I am on a whatsapp group with the parents in his class. It provides all sorts of useful information about road closures and the like. On Thursday there was a discussion about homework, particularly maths. Everyone apparently has different maths homework so some children are on five times tables and others are on threes and fours. I noticed a new message on Friday morning. “Only son is on 7’s, 8’s and 14’s”, it said with my name on it. Hmm. Only son had got hold of my phone and he’d got wise to my whatsapp messages because I’ve been using him as my secretary, getting him to check and reply to some while on the school run. I had to send another message to explain the situation. Only son is ambitious in his maths homework. “Let’s do the seven times tables,” I say. Not only does he do the sevens up to around 300, but he adds in the 14s for fun. I then have to check it all. He has watched Matilda one too many times.

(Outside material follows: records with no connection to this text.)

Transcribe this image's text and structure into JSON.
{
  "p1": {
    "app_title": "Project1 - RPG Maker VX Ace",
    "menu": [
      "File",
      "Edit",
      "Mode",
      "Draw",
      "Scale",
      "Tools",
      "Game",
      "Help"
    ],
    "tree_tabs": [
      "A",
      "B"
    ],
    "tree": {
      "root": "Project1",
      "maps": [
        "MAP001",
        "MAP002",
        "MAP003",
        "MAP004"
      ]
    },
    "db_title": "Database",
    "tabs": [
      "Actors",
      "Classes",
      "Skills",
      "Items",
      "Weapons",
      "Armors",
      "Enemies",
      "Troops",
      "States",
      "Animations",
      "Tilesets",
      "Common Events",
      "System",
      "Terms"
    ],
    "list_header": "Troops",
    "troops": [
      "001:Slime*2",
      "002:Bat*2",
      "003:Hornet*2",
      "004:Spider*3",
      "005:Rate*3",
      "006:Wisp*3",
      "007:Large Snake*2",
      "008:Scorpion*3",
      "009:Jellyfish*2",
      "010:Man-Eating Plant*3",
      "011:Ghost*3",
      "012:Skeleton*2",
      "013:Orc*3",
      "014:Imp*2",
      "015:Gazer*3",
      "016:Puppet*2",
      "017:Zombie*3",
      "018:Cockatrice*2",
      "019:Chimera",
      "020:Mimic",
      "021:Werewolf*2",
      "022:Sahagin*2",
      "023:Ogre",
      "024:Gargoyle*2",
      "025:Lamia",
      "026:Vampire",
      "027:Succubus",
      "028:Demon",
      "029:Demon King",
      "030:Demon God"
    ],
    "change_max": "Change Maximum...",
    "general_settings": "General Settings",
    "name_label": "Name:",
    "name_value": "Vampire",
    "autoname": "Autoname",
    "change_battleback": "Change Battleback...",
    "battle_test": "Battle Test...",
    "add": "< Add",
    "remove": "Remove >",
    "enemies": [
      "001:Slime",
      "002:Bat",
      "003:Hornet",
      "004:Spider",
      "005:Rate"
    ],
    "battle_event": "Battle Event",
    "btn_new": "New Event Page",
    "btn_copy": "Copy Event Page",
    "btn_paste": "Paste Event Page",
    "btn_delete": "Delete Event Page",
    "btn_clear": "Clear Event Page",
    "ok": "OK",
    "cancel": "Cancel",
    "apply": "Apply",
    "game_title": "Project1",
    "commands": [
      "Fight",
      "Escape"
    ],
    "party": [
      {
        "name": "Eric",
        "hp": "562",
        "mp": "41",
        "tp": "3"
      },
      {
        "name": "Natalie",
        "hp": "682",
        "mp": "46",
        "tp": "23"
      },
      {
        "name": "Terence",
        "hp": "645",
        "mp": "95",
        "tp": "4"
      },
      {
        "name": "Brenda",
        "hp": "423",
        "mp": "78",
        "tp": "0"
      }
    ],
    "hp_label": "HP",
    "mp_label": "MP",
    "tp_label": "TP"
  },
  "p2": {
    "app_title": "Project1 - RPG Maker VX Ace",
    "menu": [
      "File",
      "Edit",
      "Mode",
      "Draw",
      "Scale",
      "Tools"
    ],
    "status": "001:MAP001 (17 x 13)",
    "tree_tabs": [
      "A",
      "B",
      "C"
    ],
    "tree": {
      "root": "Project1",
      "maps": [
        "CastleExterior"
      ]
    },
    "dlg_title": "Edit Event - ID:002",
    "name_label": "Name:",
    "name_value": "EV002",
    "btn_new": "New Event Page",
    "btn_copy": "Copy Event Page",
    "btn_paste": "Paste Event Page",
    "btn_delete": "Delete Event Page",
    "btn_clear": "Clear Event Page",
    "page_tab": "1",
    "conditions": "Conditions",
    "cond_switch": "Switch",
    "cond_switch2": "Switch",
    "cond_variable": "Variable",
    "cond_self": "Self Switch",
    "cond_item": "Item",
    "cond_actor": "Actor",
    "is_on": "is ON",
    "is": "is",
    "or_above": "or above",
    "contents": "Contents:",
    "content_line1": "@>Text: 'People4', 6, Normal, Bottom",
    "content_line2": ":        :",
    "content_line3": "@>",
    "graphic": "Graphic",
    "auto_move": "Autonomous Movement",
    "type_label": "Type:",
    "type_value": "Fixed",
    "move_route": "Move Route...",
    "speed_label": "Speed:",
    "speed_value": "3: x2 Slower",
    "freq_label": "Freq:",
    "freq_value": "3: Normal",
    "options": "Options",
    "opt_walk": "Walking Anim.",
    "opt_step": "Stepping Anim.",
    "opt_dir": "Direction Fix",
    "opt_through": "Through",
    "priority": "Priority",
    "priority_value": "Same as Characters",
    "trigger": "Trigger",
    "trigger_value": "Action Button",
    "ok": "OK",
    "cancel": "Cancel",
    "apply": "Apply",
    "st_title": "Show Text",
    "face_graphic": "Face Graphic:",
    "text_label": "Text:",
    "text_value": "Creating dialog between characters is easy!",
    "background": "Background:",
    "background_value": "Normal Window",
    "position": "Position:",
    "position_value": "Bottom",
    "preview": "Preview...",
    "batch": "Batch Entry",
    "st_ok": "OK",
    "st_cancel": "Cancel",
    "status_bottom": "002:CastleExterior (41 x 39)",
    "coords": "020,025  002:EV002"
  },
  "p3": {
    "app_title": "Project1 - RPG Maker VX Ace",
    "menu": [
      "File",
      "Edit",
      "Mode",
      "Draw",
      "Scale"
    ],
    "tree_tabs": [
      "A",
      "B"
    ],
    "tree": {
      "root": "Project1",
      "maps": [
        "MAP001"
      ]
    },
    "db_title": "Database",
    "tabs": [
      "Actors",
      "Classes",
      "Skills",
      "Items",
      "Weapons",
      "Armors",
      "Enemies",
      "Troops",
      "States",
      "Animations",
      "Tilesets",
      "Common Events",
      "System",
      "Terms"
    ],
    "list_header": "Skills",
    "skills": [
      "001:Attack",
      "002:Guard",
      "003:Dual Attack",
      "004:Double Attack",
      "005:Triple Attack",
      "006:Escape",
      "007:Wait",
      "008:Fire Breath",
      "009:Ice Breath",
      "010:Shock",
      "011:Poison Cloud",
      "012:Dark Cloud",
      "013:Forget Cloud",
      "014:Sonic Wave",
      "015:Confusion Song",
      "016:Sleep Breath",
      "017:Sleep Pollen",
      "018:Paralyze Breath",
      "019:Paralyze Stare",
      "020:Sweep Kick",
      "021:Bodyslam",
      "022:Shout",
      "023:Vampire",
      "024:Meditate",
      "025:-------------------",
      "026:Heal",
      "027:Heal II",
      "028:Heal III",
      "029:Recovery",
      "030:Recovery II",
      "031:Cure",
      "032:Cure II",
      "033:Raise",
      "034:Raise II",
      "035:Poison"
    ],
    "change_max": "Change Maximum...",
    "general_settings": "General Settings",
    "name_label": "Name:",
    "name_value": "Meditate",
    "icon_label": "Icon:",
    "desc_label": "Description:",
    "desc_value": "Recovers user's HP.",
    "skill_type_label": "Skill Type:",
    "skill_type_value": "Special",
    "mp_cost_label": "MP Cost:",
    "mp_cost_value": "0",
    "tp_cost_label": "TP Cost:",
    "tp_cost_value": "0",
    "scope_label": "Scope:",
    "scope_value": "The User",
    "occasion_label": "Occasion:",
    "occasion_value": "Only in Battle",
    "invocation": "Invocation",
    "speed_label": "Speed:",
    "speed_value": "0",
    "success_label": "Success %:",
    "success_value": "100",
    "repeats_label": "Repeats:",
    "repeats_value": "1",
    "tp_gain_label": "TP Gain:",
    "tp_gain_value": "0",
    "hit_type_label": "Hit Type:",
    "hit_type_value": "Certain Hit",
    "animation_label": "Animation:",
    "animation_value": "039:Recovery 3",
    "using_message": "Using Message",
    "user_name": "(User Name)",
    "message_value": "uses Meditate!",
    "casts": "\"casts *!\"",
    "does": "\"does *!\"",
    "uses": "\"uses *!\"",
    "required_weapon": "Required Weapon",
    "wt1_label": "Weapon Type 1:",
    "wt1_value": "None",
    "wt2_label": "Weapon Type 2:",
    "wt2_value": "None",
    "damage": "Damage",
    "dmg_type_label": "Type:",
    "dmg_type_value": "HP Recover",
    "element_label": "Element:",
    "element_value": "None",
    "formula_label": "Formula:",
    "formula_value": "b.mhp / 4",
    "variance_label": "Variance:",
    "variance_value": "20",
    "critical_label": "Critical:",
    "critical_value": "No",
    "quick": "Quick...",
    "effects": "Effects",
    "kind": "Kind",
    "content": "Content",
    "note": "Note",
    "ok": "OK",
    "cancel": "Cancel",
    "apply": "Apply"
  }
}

At the weekend he was keen to show us his latest dance moves [to the tunes of Geometry Dash]. We had just sat down to watch a film. I gave what I thought was an enthusiastic response [though maybe not a very loud clap compared to his own clapping genius] to the first dance. I did mention that I was keen to watch a bit of the film – it was in a tense part. Only son took umbrage. He got a piece of paper and jotted down some notes. “Three reasons why seven year olds’ lives are really hard”, it began. There were then three reasons listed. The first was that parents are always stroppy. You what? I haven’t been stroppy at all despite huge provocation from the menopause which I am blaming for the fact that I am permanently knackered. His second point was about his siblings. “They wind you up”, it stated. This is undeniably true. The third was perhaps the most serious charge: “When you try to show your family talent they are watching a stupid film.”
I fear we are falling short of his high expectations on a daily basis. Perhaps it is a good life lesson.
*Mum on the run is Mandy Garner, editor of Workingmums.co.uk.